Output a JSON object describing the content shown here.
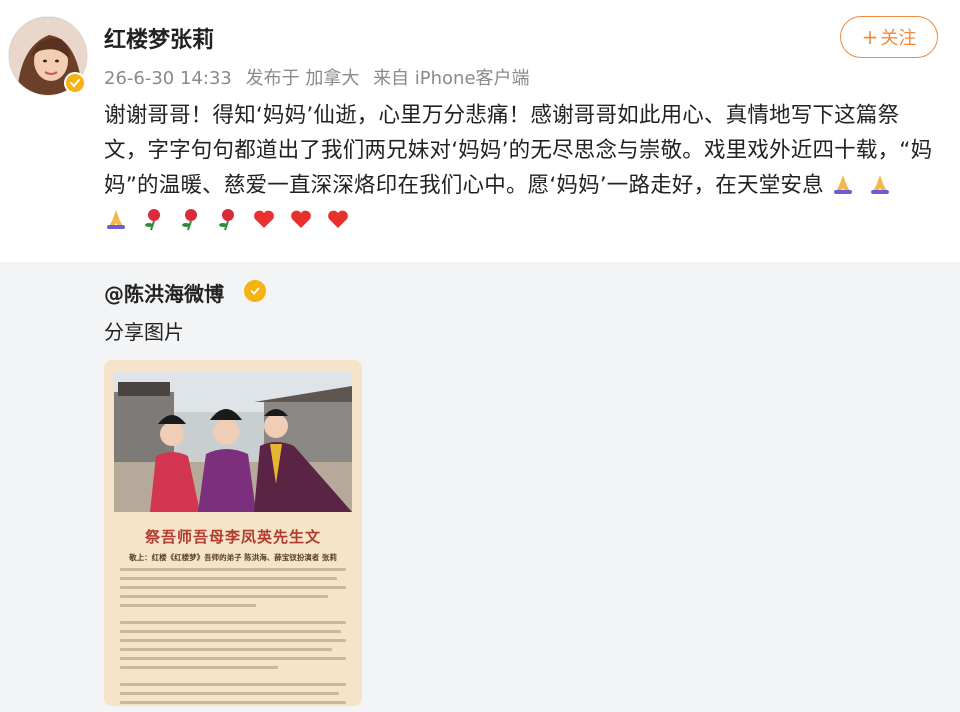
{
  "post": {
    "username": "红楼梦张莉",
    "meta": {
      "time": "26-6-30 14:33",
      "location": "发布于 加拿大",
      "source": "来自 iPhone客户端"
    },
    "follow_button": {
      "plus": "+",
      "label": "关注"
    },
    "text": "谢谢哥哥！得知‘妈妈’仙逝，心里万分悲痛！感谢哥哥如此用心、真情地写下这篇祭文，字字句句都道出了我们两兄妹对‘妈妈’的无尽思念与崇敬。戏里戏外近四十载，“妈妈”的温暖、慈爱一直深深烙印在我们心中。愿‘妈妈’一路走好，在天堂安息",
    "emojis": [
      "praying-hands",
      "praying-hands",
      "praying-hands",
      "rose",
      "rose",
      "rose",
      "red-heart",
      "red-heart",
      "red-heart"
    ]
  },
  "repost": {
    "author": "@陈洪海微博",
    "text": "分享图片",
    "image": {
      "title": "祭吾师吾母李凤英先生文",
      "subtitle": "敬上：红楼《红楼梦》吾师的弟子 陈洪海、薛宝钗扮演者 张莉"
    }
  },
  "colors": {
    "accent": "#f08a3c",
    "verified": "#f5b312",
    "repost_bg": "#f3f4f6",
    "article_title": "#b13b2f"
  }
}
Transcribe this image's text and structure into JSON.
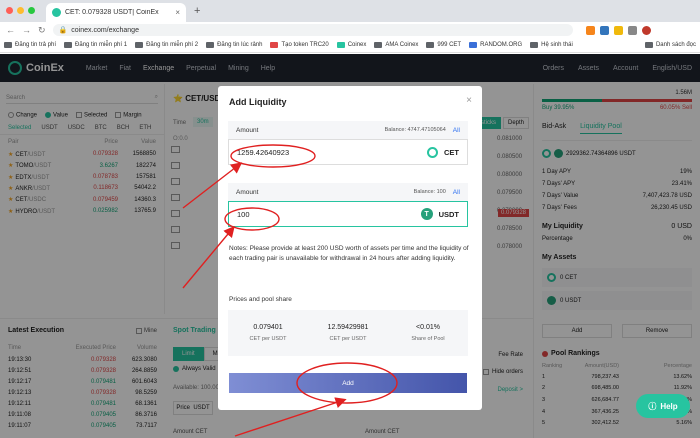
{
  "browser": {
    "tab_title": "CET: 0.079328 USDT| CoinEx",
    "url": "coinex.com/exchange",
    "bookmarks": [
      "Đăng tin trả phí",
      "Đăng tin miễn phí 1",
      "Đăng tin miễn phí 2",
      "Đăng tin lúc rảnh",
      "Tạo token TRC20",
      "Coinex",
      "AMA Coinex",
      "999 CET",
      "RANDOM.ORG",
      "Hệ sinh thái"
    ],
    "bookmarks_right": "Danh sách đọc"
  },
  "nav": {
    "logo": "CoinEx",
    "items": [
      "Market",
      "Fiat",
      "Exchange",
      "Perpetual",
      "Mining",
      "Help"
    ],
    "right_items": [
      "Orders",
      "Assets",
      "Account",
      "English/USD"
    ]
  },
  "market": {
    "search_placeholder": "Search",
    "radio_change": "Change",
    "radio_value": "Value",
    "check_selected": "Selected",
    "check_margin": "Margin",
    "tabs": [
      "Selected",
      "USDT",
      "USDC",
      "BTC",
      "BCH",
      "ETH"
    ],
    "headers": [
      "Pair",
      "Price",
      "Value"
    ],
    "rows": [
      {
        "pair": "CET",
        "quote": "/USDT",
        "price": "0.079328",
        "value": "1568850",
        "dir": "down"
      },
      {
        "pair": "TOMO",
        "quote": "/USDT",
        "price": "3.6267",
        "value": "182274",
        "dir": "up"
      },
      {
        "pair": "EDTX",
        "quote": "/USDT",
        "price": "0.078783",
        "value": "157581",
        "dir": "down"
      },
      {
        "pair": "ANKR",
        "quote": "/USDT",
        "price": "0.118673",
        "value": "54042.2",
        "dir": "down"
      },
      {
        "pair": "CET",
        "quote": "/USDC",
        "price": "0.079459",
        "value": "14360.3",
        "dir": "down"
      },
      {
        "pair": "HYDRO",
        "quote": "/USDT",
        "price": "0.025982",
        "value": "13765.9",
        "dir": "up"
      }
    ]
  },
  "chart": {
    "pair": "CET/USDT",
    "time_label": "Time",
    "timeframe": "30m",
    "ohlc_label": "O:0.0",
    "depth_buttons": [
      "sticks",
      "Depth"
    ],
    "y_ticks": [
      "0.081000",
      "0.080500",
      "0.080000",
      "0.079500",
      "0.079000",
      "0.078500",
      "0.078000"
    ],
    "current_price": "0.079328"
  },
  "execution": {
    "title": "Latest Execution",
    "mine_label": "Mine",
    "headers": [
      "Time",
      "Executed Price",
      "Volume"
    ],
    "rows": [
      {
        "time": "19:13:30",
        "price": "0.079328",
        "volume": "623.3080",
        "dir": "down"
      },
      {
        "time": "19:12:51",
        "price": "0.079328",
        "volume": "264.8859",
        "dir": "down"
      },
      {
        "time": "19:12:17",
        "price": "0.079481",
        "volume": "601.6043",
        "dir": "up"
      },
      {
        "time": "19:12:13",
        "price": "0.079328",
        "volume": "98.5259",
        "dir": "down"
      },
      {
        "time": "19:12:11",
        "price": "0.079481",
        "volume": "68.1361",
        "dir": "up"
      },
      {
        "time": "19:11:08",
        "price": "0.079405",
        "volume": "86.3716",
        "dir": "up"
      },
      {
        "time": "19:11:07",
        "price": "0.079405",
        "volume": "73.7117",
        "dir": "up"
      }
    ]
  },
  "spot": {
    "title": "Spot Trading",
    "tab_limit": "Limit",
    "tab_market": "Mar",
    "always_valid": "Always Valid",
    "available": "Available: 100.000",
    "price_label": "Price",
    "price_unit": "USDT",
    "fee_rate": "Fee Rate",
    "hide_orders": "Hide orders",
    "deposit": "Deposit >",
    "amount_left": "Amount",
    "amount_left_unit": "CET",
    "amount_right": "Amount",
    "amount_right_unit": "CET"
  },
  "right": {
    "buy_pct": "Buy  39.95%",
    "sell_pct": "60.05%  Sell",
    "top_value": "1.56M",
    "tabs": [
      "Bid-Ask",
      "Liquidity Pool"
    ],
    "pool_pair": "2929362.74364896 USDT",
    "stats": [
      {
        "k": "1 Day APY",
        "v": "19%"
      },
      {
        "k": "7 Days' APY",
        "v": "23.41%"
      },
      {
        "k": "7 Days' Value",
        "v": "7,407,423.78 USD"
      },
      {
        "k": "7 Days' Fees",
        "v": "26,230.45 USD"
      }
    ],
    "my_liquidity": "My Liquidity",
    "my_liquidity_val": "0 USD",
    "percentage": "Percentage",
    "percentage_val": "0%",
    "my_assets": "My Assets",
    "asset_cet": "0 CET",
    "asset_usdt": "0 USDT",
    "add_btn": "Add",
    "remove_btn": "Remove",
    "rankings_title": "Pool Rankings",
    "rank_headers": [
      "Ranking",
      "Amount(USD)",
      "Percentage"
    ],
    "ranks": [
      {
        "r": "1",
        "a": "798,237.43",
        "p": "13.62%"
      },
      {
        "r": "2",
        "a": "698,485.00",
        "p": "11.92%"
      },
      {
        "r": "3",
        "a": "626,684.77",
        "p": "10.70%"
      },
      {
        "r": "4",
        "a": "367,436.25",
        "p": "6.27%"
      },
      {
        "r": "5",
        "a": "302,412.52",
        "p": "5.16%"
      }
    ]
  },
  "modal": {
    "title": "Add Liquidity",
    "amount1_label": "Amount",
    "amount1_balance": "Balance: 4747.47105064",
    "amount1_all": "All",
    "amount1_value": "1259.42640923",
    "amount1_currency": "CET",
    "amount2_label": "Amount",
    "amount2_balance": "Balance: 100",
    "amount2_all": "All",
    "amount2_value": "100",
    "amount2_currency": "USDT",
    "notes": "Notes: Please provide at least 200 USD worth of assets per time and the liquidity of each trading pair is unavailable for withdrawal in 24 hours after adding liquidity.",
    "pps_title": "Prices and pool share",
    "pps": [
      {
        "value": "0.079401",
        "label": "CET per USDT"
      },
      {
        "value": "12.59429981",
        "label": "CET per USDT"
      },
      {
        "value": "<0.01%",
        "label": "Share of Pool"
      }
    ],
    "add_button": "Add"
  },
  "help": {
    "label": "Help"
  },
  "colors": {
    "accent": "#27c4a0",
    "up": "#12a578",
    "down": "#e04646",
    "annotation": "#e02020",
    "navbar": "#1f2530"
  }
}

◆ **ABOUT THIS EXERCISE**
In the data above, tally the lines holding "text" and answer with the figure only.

◆ **OUTPUT BELOW**
3